Task goal -> Show every line of the records below that contains the word "Financial".
══ Exercise inputs
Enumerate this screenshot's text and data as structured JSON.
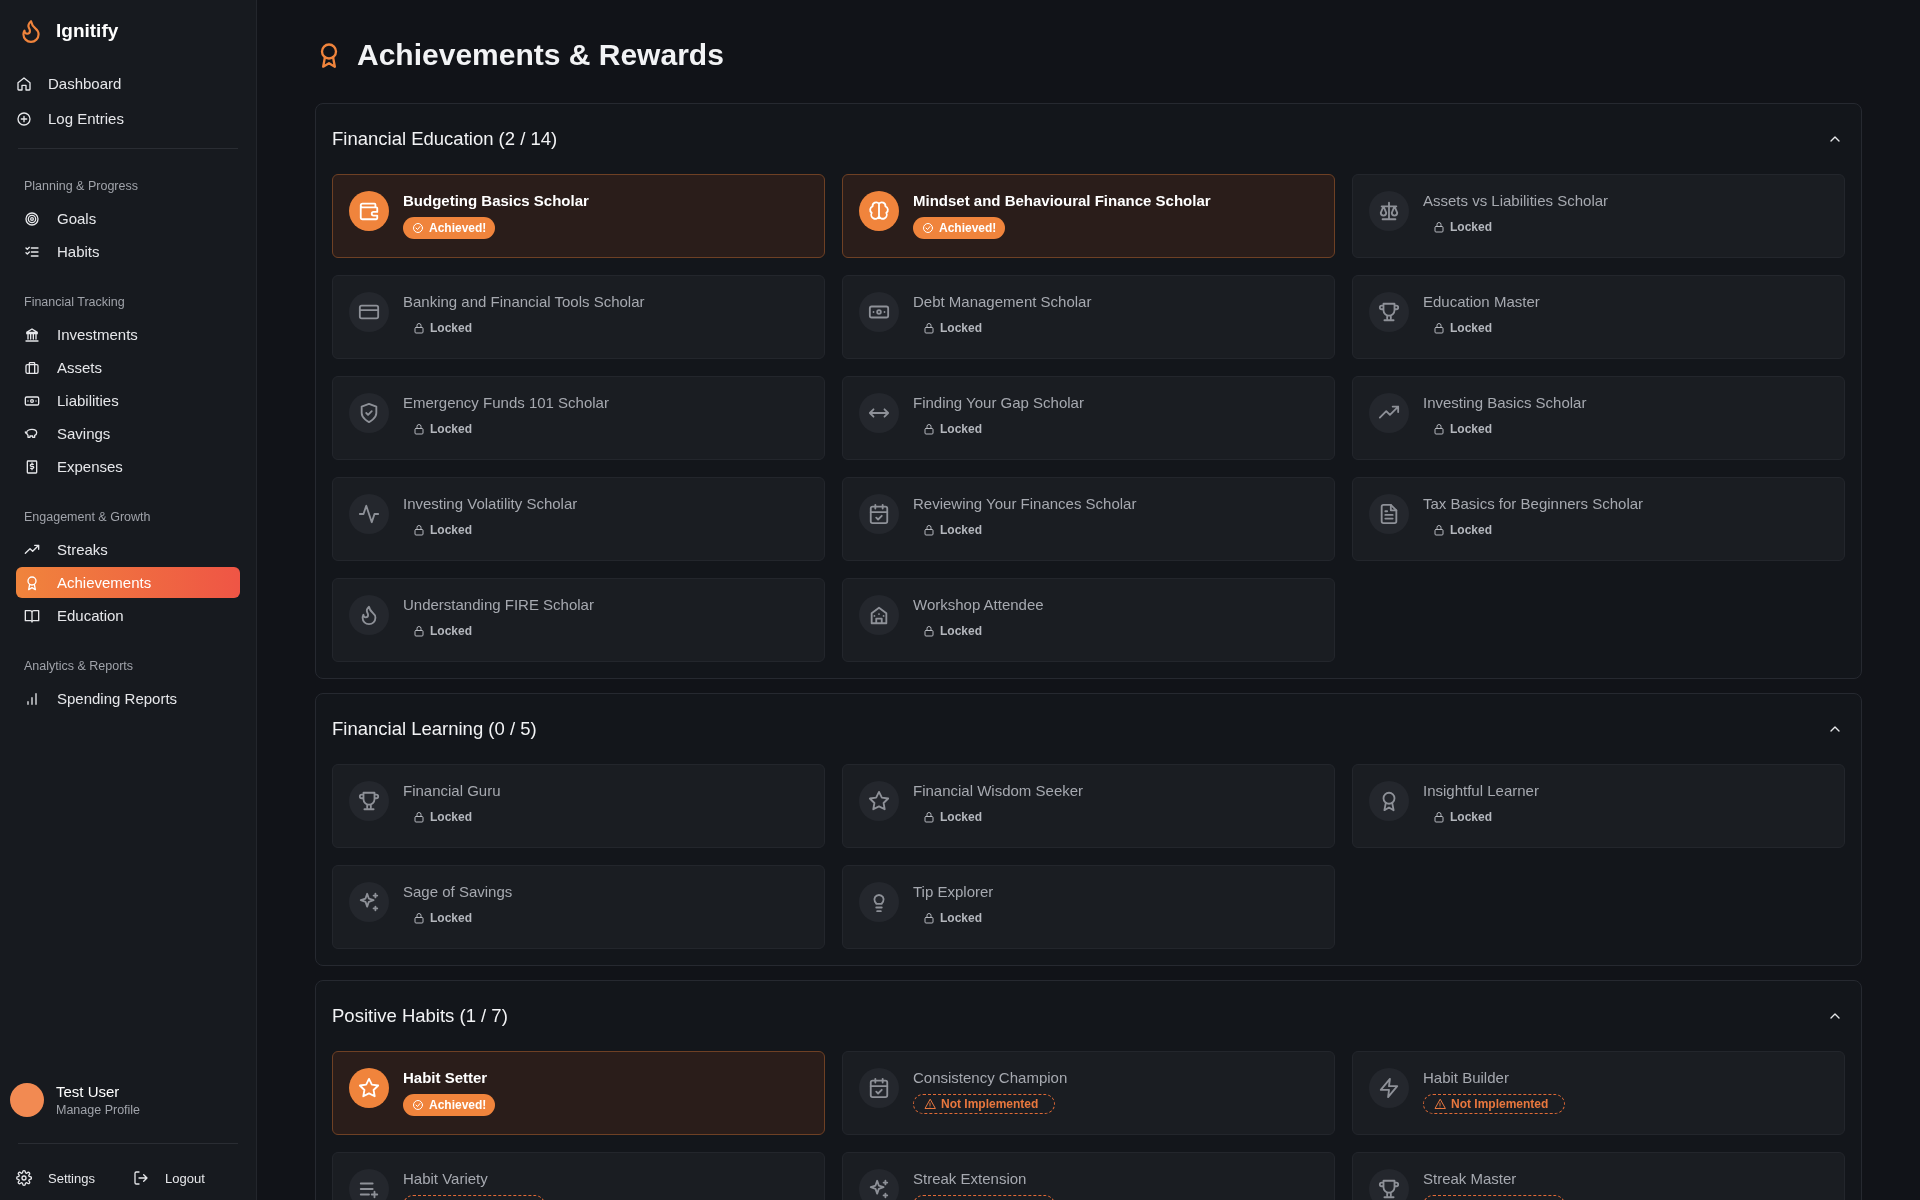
{
  "app": {
    "name": "Ignitify"
  },
  "sidebar": {
    "top_items": [
      {
        "label": "Dashboard",
        "selected": false
      },
      {
        "label": "Log Entries",
        "selected": false
      }
    ],
    "groups": [
      {
        "title": "Planning & Progress",
        "items": [
          {
            "label": "Goals",
            "selected": false
          },
          {
            "label": "Habits",
            "selected": false
          }
        ]
      },
      {
        "title": "Financial Tracking",
        "items": [
          {
            "label": "Investments",
            "selected": false
          },
          {
            "label": "Assets",
            "selected": false
          },
          {
            "label": "Liabilities",
            "selected": false
          },
          {
            "label": "Savings",
            "selected": false
          },
          {
            "label": "Expenses",
            "selected": false
          }
        ]
      },
      {
        "title": "Engagement & Growth",
        "items": [
          {
            "label": "Streaks",
            "selected": false
          },
          {
            "label": "Achievements",
            "selected": true
          },
          {
            "label": "Education",
            "selected": false
          }
        ]
      },
      {
        "title": "Analytics & Reports",
        "items": [
          {
            "label": "Spending Reports",
            "selected": false
          }
        ]
      }
    ],
    "user": {
      "name": "Test User",
      "subtitle": "Manage Profile"
    },
    "footer": [
      "Settings",
      "Logout"
    ]
  },
  "page": {
    "title": "Achievements & Rewards"
  },
  "sections": [
    {
      "title": "Financial Education (2 / 14)",
      "expanded": true,
      "items": [
        {
          "title": "Budgeting Basics Scholar",
          "kind": "achieved",
          "badge": "Achieved!"
        },
        {
          "title": "Mindset and Behavioural Finance Scholar",
          "kind": "achieved",
          "badge": "Achieved!"
        },
        {
          "title": "Assets vs Liabilities Scholar",
          "kind": "locked",
          "badge": "Locked"
        },
        {
          "title": "Banking and Financial Tools Scholar",
          "kind": "locked",
          "badge": "Locked"
        },
        {
          "title": "Debt Management Scholar",
          "kind": "locked",
          "badge": "Locked"
        },
        {
          "title": "Education Master",
          "kind": "locked",
          "badge": "Locked"
        },
        {
          "title": "Emergency Funds 101 Scholar",
          "kind": "locked",
          "badge": "Locked"
        },
        {
          "title": "Finding Your Gap Scholar",
          "kind": "locked",
          "badge": "Locked"
        },
        {
          "title": "Investing Basics Scholar",
          "kind": "locked",
          "badge": "Locked"
        },
        {
          "title": "Investing Volatility Scholar",
          "kind": "locked",
          "badge": "Locked"
        },
        {
          "title": "Reviewing Your Finances Scholar",
          "kind": "locked",
          "badge": "Locked"
        },
        {
          "title": "Tax Basics for Beginners Scholar",
          "kind": "locked",
          "badge": "Locked"
        },
        {
          "title": "Understanding FIRE Scholar",
          "kind": "locked",
          "badge": "Locked"
        },
        {
          "title": "Workshop Attendee",
          "kind": "locked",
          "badge": "Locked"
        }
      ]
    },
    {
      "title": "Financial Learning (0 / 5)",
      "expanded": true,
      "items": [
        {
          "title": "Financial Guru",
          "kind": "locked",
          "badge": "Locked"
        },
        {
          "title": "Financial Wisdom Seeker",
          "kind": "locked",
          "badge": "Locked"
        },
        {
          "title": "Insightful Learner",
          "kind": "locked",
          "badge": "Locked"
        },
        {
          "title": "Sage of Savings",
          "kind": "locked",
          "badge": "Locked"
        },
        {
          "title": "Tip Explorer",
          "kind": "locked",
          "badge": "Locked"
        }
      ]
    },
    {
      "title": "Positive Habits (1 / 7)",
      "expanded": true,
      "items": [
        {
          "title": "Habit Setter",
          "kind": "achieved",
          "badge": "Achieved!"
        },
        {
          "title": "Consistency Champion",
          "kind": "not_implemented",
          "badge": "Not Implemented"
        },
        {
          "title": "Habit Builder",
          "kind": "not_implemented",
          "badge": "Not Implemented"
        },
        {
          "title": "Habit Variety",
          "kind": "not_implemented"
        },
        {
          "title": "Streak Extension",
          "kind": "not_implemented"
        },
        {
          "title": "Streak Master",
          "kind": "not_implemented"
        }
      ]
    }
  ]
}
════
Output ->
        "title": "Financial Tracking",
      "title": "Financial Education (2 / 14)",
          "title": "Banking and Financial Tools Scholar",
      "title": "Financial Learning (0 / 5)",
          "title": "Financial Guru",
          "title": "Financial Wisdom Seeker",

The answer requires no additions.